• **TASK DIRECTIONS**: Which lines in the data below contain the string "arrow"? Show each one.

(Extracted records)
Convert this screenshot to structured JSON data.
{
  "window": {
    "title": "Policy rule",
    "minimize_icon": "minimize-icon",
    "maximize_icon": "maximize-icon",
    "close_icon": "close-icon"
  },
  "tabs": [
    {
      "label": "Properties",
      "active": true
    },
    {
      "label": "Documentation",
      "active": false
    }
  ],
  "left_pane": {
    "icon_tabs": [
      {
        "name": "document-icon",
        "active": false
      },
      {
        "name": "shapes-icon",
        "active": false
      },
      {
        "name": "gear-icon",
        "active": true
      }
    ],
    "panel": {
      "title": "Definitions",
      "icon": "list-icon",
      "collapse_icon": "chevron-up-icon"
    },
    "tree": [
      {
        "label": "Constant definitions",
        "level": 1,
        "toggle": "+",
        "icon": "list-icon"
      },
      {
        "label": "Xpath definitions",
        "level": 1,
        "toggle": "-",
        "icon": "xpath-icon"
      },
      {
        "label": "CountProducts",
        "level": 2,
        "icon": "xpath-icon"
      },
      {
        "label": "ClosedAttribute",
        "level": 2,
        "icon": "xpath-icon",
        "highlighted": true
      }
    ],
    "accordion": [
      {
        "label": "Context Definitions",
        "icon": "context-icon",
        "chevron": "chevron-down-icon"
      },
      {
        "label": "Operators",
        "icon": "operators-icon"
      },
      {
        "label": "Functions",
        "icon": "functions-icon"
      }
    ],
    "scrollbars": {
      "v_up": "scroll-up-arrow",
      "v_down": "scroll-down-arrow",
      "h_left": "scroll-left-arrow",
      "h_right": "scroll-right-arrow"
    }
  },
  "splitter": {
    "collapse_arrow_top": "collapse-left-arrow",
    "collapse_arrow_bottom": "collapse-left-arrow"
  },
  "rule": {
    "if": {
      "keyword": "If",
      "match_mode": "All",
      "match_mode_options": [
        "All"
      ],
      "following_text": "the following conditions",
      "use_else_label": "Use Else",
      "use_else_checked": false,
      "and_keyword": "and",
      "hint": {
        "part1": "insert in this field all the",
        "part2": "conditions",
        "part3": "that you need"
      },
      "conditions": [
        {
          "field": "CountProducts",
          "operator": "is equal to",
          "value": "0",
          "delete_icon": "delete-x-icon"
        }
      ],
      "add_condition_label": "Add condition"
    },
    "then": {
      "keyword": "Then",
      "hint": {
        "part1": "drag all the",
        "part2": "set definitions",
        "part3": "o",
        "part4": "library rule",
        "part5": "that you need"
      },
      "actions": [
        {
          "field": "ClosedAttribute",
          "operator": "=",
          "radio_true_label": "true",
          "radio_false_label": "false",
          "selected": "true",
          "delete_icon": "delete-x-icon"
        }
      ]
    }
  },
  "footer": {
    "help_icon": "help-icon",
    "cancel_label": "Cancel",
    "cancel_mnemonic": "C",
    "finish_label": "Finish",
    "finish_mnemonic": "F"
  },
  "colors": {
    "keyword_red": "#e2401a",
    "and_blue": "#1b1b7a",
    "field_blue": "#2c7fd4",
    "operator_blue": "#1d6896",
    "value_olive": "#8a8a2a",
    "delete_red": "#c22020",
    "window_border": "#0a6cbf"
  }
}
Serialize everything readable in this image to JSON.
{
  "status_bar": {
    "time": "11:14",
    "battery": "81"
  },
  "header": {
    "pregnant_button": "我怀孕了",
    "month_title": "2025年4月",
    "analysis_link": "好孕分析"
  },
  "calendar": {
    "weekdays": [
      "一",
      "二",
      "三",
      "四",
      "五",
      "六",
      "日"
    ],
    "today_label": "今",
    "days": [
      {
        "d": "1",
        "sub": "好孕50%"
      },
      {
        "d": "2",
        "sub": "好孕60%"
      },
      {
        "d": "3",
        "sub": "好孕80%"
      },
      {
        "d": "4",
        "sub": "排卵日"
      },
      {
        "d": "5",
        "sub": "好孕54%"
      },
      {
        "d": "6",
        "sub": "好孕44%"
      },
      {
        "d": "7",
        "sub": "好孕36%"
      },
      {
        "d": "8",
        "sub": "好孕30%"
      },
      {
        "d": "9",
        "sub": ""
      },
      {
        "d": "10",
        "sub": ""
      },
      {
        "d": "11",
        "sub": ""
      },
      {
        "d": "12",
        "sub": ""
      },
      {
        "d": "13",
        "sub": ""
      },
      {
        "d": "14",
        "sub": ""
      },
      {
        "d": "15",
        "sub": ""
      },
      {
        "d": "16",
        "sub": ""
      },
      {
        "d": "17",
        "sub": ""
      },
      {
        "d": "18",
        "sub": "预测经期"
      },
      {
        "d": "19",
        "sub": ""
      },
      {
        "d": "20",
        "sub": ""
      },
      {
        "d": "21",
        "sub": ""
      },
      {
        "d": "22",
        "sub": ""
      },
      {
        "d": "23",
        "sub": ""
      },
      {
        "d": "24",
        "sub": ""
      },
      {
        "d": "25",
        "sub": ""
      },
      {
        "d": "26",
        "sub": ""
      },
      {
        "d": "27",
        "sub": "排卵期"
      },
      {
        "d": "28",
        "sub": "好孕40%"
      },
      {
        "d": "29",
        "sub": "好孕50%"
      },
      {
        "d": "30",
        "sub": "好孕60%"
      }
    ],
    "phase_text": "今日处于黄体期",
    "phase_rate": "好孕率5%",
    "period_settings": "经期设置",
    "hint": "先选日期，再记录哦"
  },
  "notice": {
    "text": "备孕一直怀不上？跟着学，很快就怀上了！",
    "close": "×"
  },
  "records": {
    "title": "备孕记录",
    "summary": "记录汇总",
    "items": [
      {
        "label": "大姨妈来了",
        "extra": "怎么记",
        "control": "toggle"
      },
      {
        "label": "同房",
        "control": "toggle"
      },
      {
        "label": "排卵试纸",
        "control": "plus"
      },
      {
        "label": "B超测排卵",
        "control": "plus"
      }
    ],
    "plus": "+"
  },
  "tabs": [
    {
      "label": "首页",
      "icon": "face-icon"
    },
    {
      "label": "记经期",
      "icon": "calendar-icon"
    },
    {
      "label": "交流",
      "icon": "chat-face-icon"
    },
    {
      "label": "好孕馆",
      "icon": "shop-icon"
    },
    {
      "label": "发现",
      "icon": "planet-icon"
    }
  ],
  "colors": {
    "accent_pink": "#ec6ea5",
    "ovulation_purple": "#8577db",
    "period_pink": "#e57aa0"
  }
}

• **RESULT OF THE EXERCISE**:
      "v_up": "scroll-up-arrow",
      "v_down": "scroll-down-arrow",
      "h_left": "scroll-left-arrow",
      "h_right": "scroll-right-arrow"
    "collapse_arrow_top": "collapse-left-arrow",
    "collapse_arrow_bottom": "collapse-left-arrow"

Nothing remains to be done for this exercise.